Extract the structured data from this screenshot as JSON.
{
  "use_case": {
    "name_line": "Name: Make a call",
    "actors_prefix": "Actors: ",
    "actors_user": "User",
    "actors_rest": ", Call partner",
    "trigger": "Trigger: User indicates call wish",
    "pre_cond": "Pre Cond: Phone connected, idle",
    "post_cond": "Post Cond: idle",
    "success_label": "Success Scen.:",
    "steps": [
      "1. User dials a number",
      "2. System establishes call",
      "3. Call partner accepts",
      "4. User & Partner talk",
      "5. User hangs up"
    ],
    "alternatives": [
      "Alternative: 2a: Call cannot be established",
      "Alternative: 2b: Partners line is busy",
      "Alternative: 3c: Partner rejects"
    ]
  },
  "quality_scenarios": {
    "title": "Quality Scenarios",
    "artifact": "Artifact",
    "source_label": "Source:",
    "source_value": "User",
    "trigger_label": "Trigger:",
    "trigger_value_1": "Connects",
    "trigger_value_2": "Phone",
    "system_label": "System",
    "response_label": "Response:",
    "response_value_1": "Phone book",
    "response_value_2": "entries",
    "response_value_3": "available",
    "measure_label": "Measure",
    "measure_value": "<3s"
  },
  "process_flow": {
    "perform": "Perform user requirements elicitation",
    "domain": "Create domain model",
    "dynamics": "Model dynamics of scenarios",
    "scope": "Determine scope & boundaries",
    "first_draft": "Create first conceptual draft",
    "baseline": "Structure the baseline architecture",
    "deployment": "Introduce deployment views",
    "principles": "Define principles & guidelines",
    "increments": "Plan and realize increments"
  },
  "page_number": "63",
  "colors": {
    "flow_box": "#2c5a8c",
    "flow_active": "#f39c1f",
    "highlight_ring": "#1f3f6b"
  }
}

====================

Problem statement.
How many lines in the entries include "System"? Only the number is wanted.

Written answer.
2